Another characteristic is that officials with responsibility for educational and youth policies are required to meet every two months. Special emphasis is placed on studying each other’s language. German students are encouraged to learn French and vice-versa. There are also provisions about promoting youth exchanges and aligning compatibility between each other’s school and academic systems to promote educational and scientific exchange.
At the time of the signing of the treaty in 1963, although 18 years had already passed after the end of World War II, Franco-German relations were given a new footing thanks to the two political giants, Adenauer and de Gaulle. Today, the Élysée Treaty is a landmark in Franco-German relations, but the treaty was hardly inaugurated in a honeymoon atmosphere. At the time, France and Germany were feeling considerable uncertainty about the reliability of the U.S. commitment to continental Europe, amid signs of a détente between the United States and the Soviet Union, as well as indications of the emergence of a special “nuclear alliance” between the U.S. and Britain. The core of the Anglo-Saxon “nuclear alliance” was the British acquisition of strategic nuclear submarines equipped with Polaris missiles.

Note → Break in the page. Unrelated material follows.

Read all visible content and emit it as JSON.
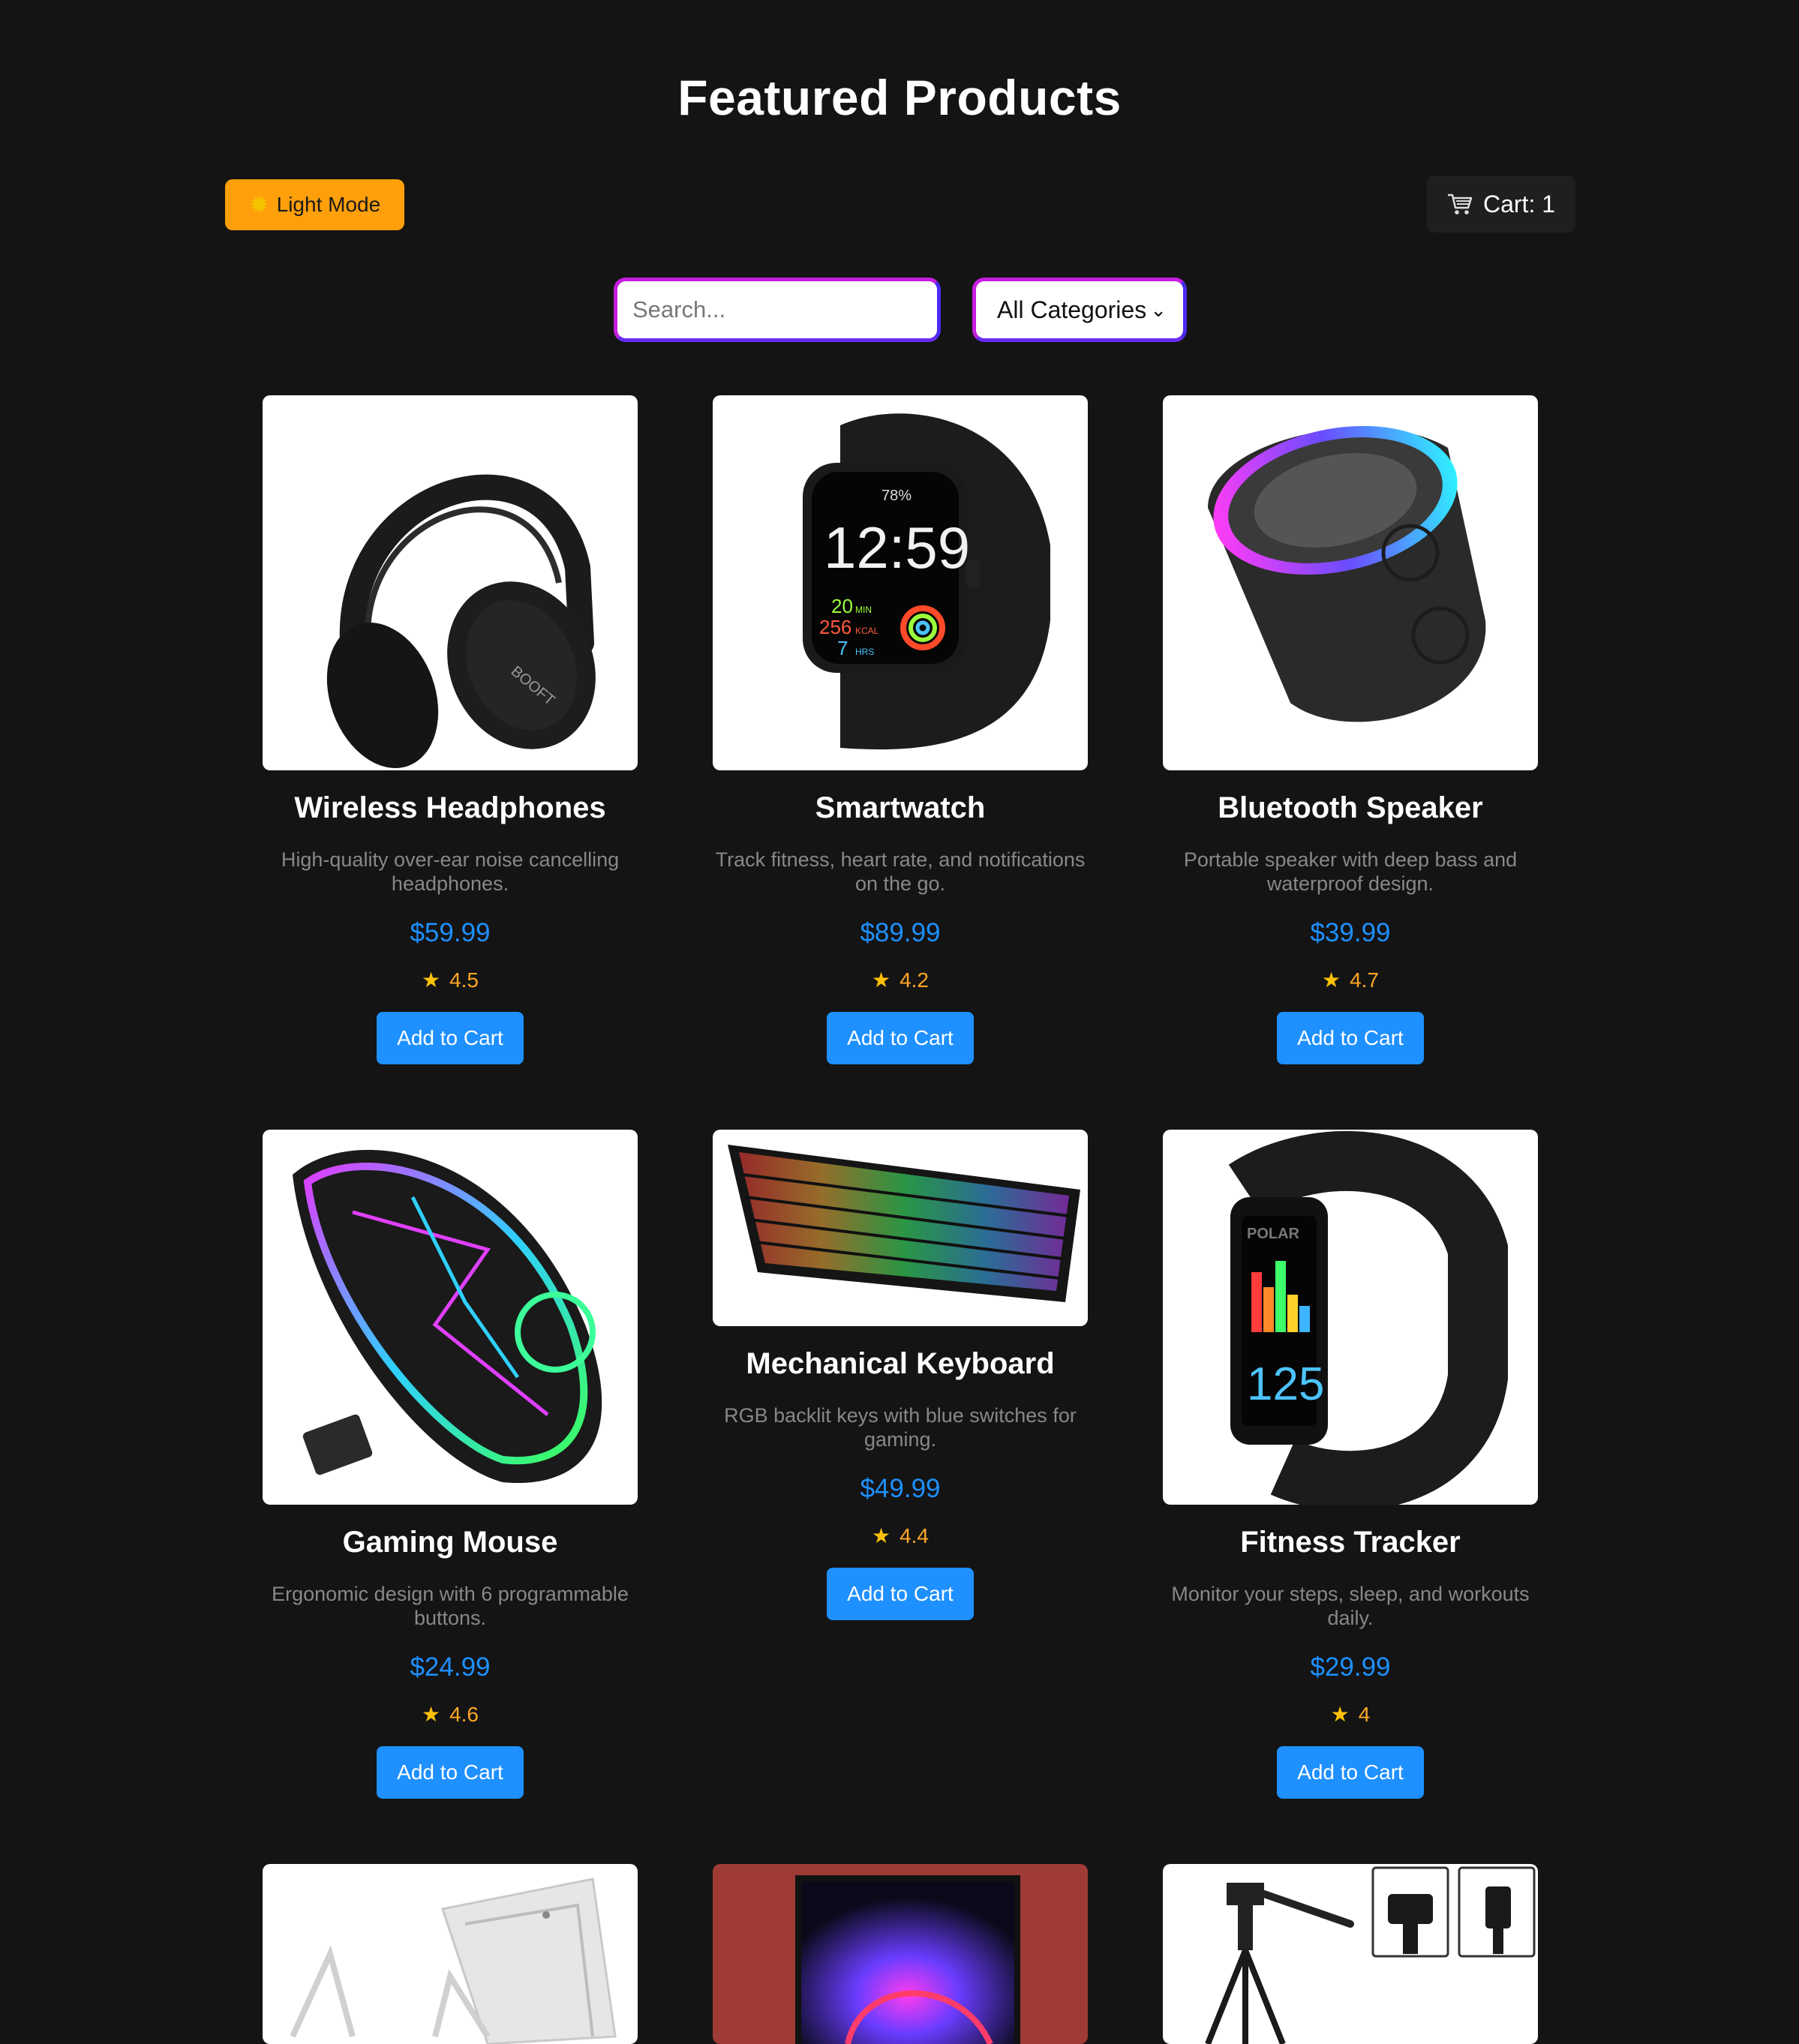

West German Chancellor Adenauer held doubts about the sustainability of the U.S. commitment, and felt that he could far better rely on France, which already had a nuclear weapons development program.
Putting relations with neighboring countries on a solid footing in an uncertain world, going beyond mere diplomatic and security cooperation to stronger cultural and social ties, and empowering future generations to better understand each other – these are fundamentals that also apply to relations between South Korea and Japan today.